When you build your knowledge base, you may want to share some of it with the public through a URL. Documentation on how to use your product or service is a common application for a public knowledge base. Other articles are for internal use only. These would be operational guidelines for accomplishing common tasks, organizational charts with employee information, and other things you and your team reference on a regular basis. CRM software comes with an editor in which you can compose your documents. Editors allow you to control who can contribute or edit, designate whether the article is public or private, and wherein the hierarchical structure the article should go. If you’re writing for external consumption (people outside your company), spend more time to ensure proper grammar. You also want to write with a friendly tone, which takes more time than straightforward language. Keep your messaging in mind, as any public documents reflect your brand,

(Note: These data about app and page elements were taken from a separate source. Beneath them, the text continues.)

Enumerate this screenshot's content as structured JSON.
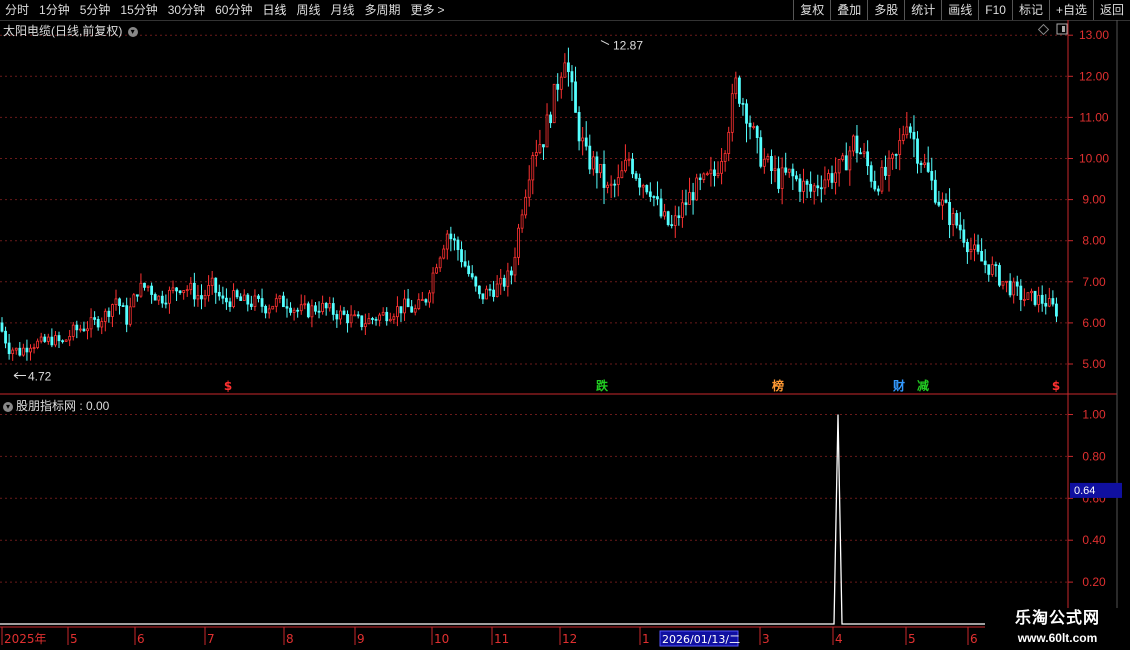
{
  "toolbar": {
    "left": [
      "分时",
      "1分钟",
      "5分钟",
      "15分钟",
      "30分钟",
      "60分钟",
      "日线",
      "周线",
      "月线",
      "多周期",
      "更多"
    ],
    "right": [
      "复权",
      "叠加",
      "多股",
      "统计",
      "画线",
      "F10",
      "标记",
      "+自选",
      "返回"
    ]
  },
  "price_chart": {
    "title": "太阳电缆(日线,前复权)",
    "y_ticks": [
      "13.00",
      "12.00",
      "11.00",
      "10.00",
      "9.00",
      "8.00",
      "7.00",
      "6.00",
      "5.00"
    ],
    "high_label": "12.87",
    "low_label": "4.72",
    "event_marks": [
      {
        "text": "$",
        "color": "#ff3030",
        "x": 228
      },
      {
        "text": "跌",
        "color": "#22cc22",
        "x": 602
      },
      {
        "text": "榜",
        "color": "#ff9933",
        "x": 778
      },
      {
        "text": "财",
        "color": "#3399ff",
        "x": 899
      },
      {
        "text": "减",
        "color": "#22cc22",
        "x": 923
      },
      {
        "text": "$",
        "color": "#ff3030",
        "x": 1056
      }
    ]
  },
  "indicator": {
    "title": "股朋指标网 : 0.00",
    "y_ticks": [
      "1.00",
      "0.80",
      "0.60",
      "0.40",
      "0.20"
    ],
    "current_value": "0.64"
  },
  "time_axis": {
    "labels": [
      "2025年",
      "5",
      "6",
      "7",
      "8",
      "9",
      "10",
      "11",
      "12",
      "1",
      "3",
      "4",
      "5",
      "6"
    ],
    "cursor_label": "2026/01/13/二"
  },
  "watermark": {
    "line1": "乐淘公式网",
    "line2": "www.60lt.com"
  },
  "chart_data": [
    {
      "type": "candlestick",
      "title": "太阳电缆(日线,前复权)",
      "ylim": [
        4.5,
        13.2
      ],
      "y_ticks": [
        5,
        6,
        7,
        8,
        9,
        10,
        11,
        12,
        13
      ],
      "close_series_approx": [
        6.0,
        5.4,
        5.3,
        5.5,
        5.5,
        5.6,
        5.5,
        5.8,
        5.9,
        6.0,
        6.2,
        6.6,
        6.1,
        6.8,
        6.9,
        6.6,
        6.7,
        6.9,
        6.8,
        6.6,
        6.9,
        6.5,
        6.6,
        6.5,
        6.5,
        6.4,
        6.5,
        6.5,
        6.3,
        6.3,
        6.4,
        6.3,
        6.2,
        6.1,
        6.0,
        6.1,
        6.2,
        6.3,
        6.4,
        6.3,
        6.6,
        7.5,
        8.2,
        7.8,
        7.2,
        6.6,
        6.8,
        6.9,
        7.2,
        8.8,
        10.2,
        10.5,
        11.5,
        12.6,
        11.0,
        10.0,
        9.8,
        9.2,
        9.4,
        10.0,
        9.5,
        9.3,
        8.6,
        8.3,
        8.8,
        9.2,
        9.4,
        9.6,
        10.4,
        11.8,
        11.2,
        10.2,
        9.8,
        9.5,
        9.6,
        9.4,
        9.2,
        9.5,
        9.6,
        9.8,
        10.4,
        10.0,
        9.4,
        9.6,
        10.0,
        11.0,
        10.2,
        9.6,
        9.0,
        8.6,
        8.3,
        7.8,
        7.5,
        7.3,
        7.0,
        6.8,
        6.6,
        6.6,
        6.5,
        6.3
      ],
      "high": 12.87,
      "low": 4.72
    },
    {
      "type": "line",
      "title": "股朋指标网",
      "ylim": [
        0,
        1.1
      ],
      "y_ticks": [
        0.2,
        0.4,
        0.6,
        0.8,
        1.0
      ],
      "spike": {
        "x_label": "4",
        "value": 1.0
      },
      "current_value": 0.64
    }
  ]
}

Structuring Knowledge for Internal
When you know your team is going to access your knowledge base on a regular
basis, take the time to intelligently design the structure of how it’s built. A good design for a knowledge base minimizes the effort required to look up
Include an index.just as a table of contents is key to navigate a reference book so must your knowledge base have a useful index.
Beyond structuring your knowledge base by group, individual groups have categories of information they need to find. You may want to set up multiple levels of indexing, as well Indexing a knowledge base means separating your documentation into categories, and subcategories beneath those categories. Be descriptive, and make sure each article in your knowledge base is relevant to the category it is in. If the document pertains to multiple categories, include all relevant keywords so the document can be easily searched.
Use straightforward language.
When writing for reference, it isn’t necessary to use flowery language or long, complex sentences. A knowledge base is built around fast, easy access to information. Short sentences, obvious headings, and bullet lists are the easiest way to provide that information for internal use.
Include links to other helpful resources.
When building your knowledge base, reference other webpages or documents. Doing so is useful when external sources are updated by other people, or when you want to keep your knowledge base article shorter. Cross-link your articles, so that when one article references another, all the viewer has to do is click a keyword to view that article.

Sharing Knowledge with Leads and Clients

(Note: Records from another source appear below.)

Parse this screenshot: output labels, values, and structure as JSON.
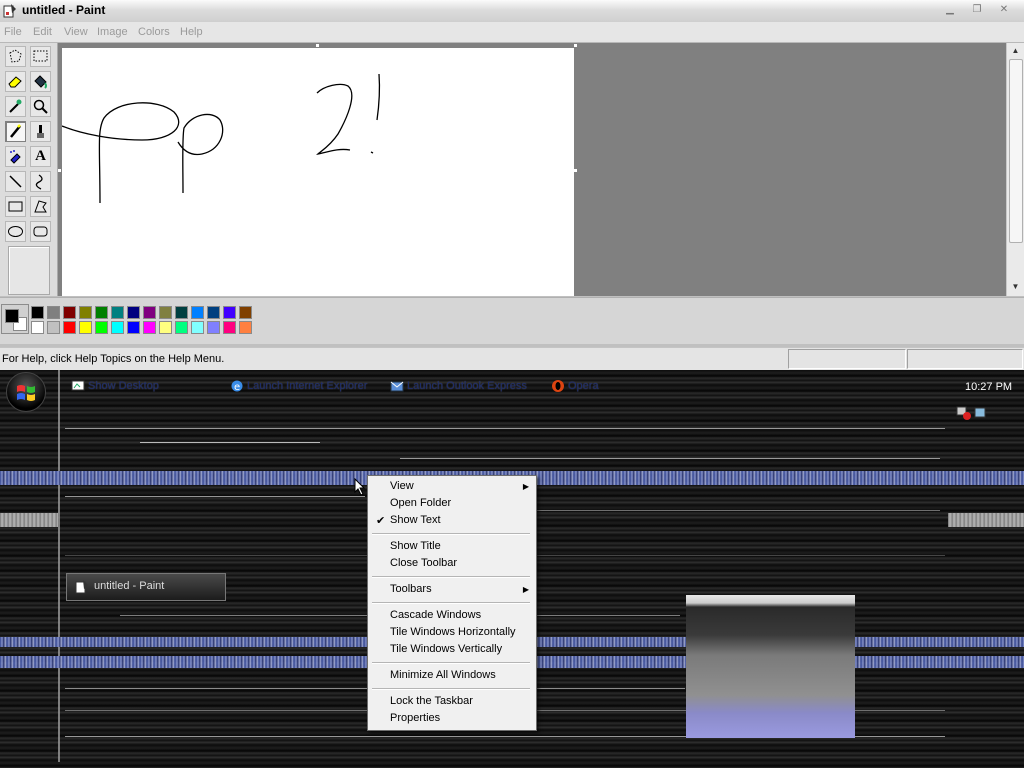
{
  "window": {
    "title": "untitled - Paint",
    "controls": [
      "minimize",
      "maximize",
      "close"
    ]
  },
  "menu": [
    "File",
    "Edit",
    "View",
    "Image",
    "Colors",
    "Help"
  ],
  "tools": [
    {
      "name": "free-form-select-icon"
    },
    {
      "name": "select-icon"
    },
    {
      "name": "eraser-icon"
    },
    {
      "name": "fill-icon"
    },
    {
      "name": "pick-color-icon"
    },
    {
      "name": "magnifier-icon"
    },
    {
      "name": "pencil-icon",
      "active": true
    },
    {
      "name": "brush-icon"
    },
    {
      "name": "airbrush-icon"
    },
    {
      "name": "text-icon",
      "glyph": "A"
    },
    {
      "name": "line-icon"
    },
    {
      "name": "curve-icon"
    },
    {
      "name": "rectangle-icon"
    },
    {
      "name": "polygon-icon"
    },
    {
      "name": "ellipse-icon"
    },
    {
      "name": "rounded-rectangle-icon"
    }
  ],
  "palette": {
    "foreground": "#000000",
    "background": "#ffffff",
    "row1": [
      "#000000",
      "#808080",
      "#800000",
      "#808000",
      "#008000",
      "#008080",
      "#000080",
      "#800080",
      "#808040",
      "#004040",
      "#0080ff",
      "#004080",
      "#4000ff",
      "#804000"
    ],
    "row2": [
      "#ffffff",
      "#c0c0c0",
      "#ff0000",
      "#ffff00",
      "#00ff00",
      "#00ffff",
      "#0000ff",
      "#ff00ff",
      "#ffff80",
      "#00ff80",
      "#80ffff",
      "#8080ff",
      "#ff0080",
      "#ff8040"
    ]
  },
  "status": {
    "help_text": "For Help, click Help Topics on the Help Menu."
  },
  "taskbar": {
    "quick_launch": [
      {
        "label": "Show Desktop",
        "icon": "show-desktop-icon"
      },
      {
        "label": "Launch Internet Explorer",
        "icon": "internet-explorer-icon"
      },
      {
        "label": "Launch Outlook Express",
        "icon": "outlook-express-icon"
      },
      {
        "label": "Opera",
        "icon": "opera-icon"
      }
    ],
    "clock": "10:27 PM",
    "task_button": "untitled - Paint"
  },
  "context_menu": {
    "items": [
      {
        "label": "View",
        "submenu": true
      },
      {
        "label": "Open Folder"
      },
      {
        "label": "Show Text",
        "checked": true
      },
      {
        "label": "Show Title"
      },
      {
        "label": "Close Toolbar"
      },
      {
        "label": "Toolbars",
        "submenu": true
      },
      {
        "label": "Cascade Windows"
      },
      {
        "label": "Tile Windows Horizontally"
      },
      {
        "label": "Tile Windows Vertically"
      },
      {
        "label": "Minimize All Windows"
      },
      {
        "label": "Lock the Taskbar"
      },
      {
        "label": "Properties"
      }
    ]
  }
}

Your knowledge base for external consumption is just as important as your
marketing messages. Bad spelling and grammar, nonintuitive structure, or misinformation reflect on your brand just as outbound messaging does.

Oftentimes, companies share product details, features, and capabilities with the general public. This information helps answer questions that your leads and clients have without burdening your customer service team. If someone does ask a question of your customer service professionals, they can suggest that the information is available online through the knowledge base. Giving access to information empowers the public to conduct research on their own, allowing you to work more efficiently.

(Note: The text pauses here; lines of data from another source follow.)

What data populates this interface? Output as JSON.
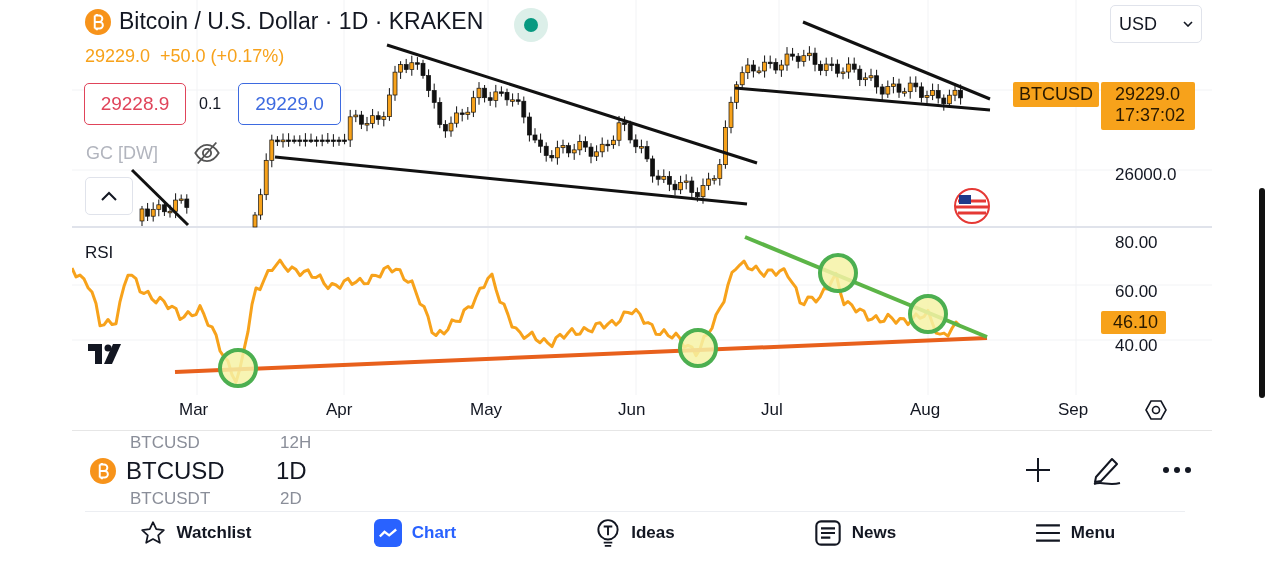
{
  "chart": {
    "title": "Bitcoin / U.S. Dollar · 1D · KRAKEN",
    "last_price": "29229.0",
    "change": "+50.0 (+0.17%)",
    "bid": "29228.9",
    "spread": "0.1",
    "ask": "29229.0",
    "indicator": "GC [DW]",
    "currency": "USD",
    "symbol_tag": "BTCUSD",
    "price_tag": "29229.0",
    "countdown": "17:37:02",
    "price_ticks": [
      "26000.0"
    ],
    "rsi": {
      "label": "RSI",
      "ticks": [
        "80.00",
        "60.00",
        "40.00"
      ],
      "value_tag": "46.10"
    },
    "time_labels": [
      "Mar",
      "Apr",
      "May",
      "Jun",
      "Jul",
      "Aug",
      "Sep"
    ]
  },
  "symbol_bar": {
    "previous": {
      "symbol": "BTCUSD",
      "interval": "12H"
    },
    "current": {
      "symbol": "BTCUSD",
      "interval": "1D"
    },
    "next": {
      "symbol": "BTCUSDT",
      "interval": "2D"
    }
  },
  "tabs": [
    {
      "label": "Watchlist",
      "kind": "star",
      "selected": false
    },
    {
      "label": "Chart",
      "kind": "chart",
      "selected": true
    },
    {
      "label": "Ideas",
      "kind": "bulb",
      "selected": false
    },
    {
      "label": "News",
      "kind": "news",
      "selected": false
    },
    {
      "label": "Menu",
      "kind": "menu",
      "selected": false
    }
  ]
}
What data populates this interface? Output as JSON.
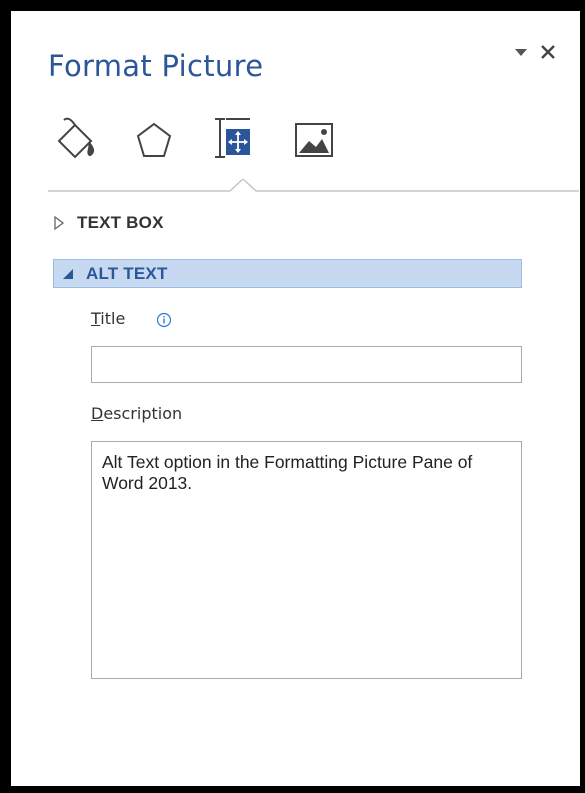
{
  "pane": {
    "title": "Format Picture",
    "icons": {
      "options": "dropdown-triangle-icon",
      "close": "close-icon"
    }
  },
  "tabs": [
    {
      "name": "fill-line",
      "icon": "paint-bucket-icon"
    },
    {
      "name": "effects",
      "icon": "pentagon-icon"
    },
    {
      "name": "size-properties",
      "icon": "layout-size-icon",
      "selected": true
    },
    {
      "name": "picture",
      "icon": "picture-icon"
    }
  ],
  "sections": {
    "text_box": {
      "label": "TEXT BOX",
      "expanded": false
    },
    "alt_text": {
      "label": "ALT TEXT",
      "expanded": true
    }
  },
  "alt_text": {
    "title_label_accel": "T",
    "title_label_rest": "itle",
    "title_value": "",
    "description_label_accel": "D",
    "description_label_rest": "escription",
    "description_value": "Alt Text option in the Formatting Picture Pane of Word 2013."
  },
  "colors": {
    "accent": "#2b579a",
    "section_highlight": "#c7d9f1",
    "frame": "#000000"
  }
}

Two actions can save your employees time:

Integrate your knowledge base with customer service.

Your chat and support ticketing systems should be able to reference your knowledge base. Even if not directly integrated into the software, if your support team can easily find, copy, and paste information from your knowledge base into responses to customers, your organization saves time and ensures consistency.

Link to your knowledge base from your website/emails.

Prospects and clients should be able to gain easy access to your publicly available content with a URL directly linking to your public-facing knowledge base. Direct access to information provides a convenient, useful way to educate people. By embedding these links in your emails and web content, your contacts can find that information on their own, limiting the burden on your support team. In turn, you can handle support with fewer resources, saving you a considerable cost.